Surrounded by rivers, lakes and the ocean, stuffed with Arctic char, his dad, Aaron Watson, says the title of their city means “fishes” in Inuktitut, the language spoken by this area’s Inuit individuals, which incorporates Owen and his mother and sister. Dad is initially from Stratford, Ontario, and works within the tourism trade in Nunavut.
Below nationwide shutdown, Owen has saved busy with packets of labor from his academics. He rides his bike across the even-quieter-than-usual city – and tries to not fear an excessive amount of.
His dad observes how a lot Owen has been watching information concerning the coronavirus and wonders in the event that they’re elevating a future scientist.
To this point, there have been no documented instances of the coronavirus within the city of about 8,000 individuals, lots of whom work for the federal authorities and town. When flights are working, they will fly to the Canadian capital, Ottawa, in three hours.
So younger Owen thinks it is solely a matter of time earlier than the virus arrives. “If it will get right here,” he says, “I will be extra afraid.”

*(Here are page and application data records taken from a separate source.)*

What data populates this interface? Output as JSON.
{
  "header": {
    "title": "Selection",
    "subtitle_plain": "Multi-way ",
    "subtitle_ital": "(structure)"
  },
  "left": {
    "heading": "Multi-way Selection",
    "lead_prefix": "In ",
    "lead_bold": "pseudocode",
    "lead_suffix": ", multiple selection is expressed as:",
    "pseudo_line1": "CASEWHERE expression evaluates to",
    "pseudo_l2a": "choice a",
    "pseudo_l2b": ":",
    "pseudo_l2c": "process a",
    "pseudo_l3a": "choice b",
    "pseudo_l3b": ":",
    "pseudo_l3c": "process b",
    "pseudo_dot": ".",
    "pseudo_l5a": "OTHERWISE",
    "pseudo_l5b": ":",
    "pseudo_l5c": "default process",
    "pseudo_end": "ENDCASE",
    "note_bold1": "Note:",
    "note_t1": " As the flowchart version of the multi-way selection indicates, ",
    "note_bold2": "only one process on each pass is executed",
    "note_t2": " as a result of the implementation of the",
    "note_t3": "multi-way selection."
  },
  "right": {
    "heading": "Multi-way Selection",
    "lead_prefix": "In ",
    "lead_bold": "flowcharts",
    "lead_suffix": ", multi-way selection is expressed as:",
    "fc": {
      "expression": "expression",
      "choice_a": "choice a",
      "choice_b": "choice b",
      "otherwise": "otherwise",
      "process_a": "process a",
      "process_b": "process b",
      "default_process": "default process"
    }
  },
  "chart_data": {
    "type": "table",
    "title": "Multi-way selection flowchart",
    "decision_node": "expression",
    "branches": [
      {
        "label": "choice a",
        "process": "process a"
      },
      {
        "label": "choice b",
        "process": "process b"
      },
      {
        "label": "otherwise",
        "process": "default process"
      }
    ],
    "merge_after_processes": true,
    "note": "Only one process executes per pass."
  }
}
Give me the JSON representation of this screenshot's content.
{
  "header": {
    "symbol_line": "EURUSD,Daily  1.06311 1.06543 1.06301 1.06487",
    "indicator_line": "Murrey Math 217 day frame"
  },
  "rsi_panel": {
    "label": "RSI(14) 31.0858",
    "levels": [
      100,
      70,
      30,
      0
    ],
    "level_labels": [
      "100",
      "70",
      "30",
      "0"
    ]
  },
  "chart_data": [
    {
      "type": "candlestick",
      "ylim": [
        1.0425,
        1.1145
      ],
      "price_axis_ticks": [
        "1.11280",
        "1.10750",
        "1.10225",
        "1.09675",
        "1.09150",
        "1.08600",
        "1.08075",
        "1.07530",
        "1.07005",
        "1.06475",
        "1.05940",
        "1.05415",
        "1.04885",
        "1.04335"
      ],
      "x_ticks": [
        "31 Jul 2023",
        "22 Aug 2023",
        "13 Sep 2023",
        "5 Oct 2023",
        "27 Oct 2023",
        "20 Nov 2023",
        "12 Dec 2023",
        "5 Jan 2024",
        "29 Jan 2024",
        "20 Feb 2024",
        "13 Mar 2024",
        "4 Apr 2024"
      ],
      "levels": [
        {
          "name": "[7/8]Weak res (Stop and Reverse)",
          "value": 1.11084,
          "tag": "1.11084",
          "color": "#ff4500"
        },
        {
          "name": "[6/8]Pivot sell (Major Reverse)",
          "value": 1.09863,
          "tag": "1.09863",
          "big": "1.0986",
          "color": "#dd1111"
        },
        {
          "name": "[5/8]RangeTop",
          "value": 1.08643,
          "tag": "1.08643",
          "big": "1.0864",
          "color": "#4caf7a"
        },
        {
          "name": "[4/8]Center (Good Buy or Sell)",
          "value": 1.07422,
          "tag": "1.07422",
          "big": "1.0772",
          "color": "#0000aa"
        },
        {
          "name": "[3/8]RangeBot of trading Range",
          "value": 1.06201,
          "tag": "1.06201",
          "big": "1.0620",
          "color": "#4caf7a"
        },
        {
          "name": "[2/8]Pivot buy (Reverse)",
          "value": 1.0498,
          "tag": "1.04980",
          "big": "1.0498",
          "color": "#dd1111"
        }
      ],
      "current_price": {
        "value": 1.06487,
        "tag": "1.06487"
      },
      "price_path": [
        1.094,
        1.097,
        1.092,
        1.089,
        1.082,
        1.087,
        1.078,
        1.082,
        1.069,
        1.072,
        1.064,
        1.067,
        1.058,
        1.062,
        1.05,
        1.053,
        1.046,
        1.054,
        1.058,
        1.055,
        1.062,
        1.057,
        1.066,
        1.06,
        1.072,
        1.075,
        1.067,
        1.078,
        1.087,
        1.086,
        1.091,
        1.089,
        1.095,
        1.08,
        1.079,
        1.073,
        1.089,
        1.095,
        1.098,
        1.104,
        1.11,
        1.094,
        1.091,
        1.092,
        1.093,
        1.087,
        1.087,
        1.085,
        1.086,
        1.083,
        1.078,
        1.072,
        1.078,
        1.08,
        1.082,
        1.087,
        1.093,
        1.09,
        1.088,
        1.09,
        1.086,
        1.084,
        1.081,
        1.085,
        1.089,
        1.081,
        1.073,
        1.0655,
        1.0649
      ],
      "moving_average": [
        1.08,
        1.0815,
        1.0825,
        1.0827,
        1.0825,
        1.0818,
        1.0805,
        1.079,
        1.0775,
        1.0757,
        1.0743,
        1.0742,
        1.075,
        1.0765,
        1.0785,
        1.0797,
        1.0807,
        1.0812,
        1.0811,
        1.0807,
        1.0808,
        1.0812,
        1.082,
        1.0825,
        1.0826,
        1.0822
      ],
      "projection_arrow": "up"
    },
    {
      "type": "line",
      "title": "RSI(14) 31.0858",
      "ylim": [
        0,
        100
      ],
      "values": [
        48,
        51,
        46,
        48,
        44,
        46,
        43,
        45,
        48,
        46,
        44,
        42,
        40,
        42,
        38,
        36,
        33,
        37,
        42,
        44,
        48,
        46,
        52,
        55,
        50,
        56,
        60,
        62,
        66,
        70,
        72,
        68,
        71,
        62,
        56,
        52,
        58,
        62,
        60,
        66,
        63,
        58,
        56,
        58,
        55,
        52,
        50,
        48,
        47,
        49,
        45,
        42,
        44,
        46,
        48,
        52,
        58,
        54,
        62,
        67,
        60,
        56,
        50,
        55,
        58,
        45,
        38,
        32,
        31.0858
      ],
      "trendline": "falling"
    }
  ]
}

He waits and watches. The solar units to the west, as clouds mirror mushy shades of pink and purple. It is quite a bit for a boy to consider.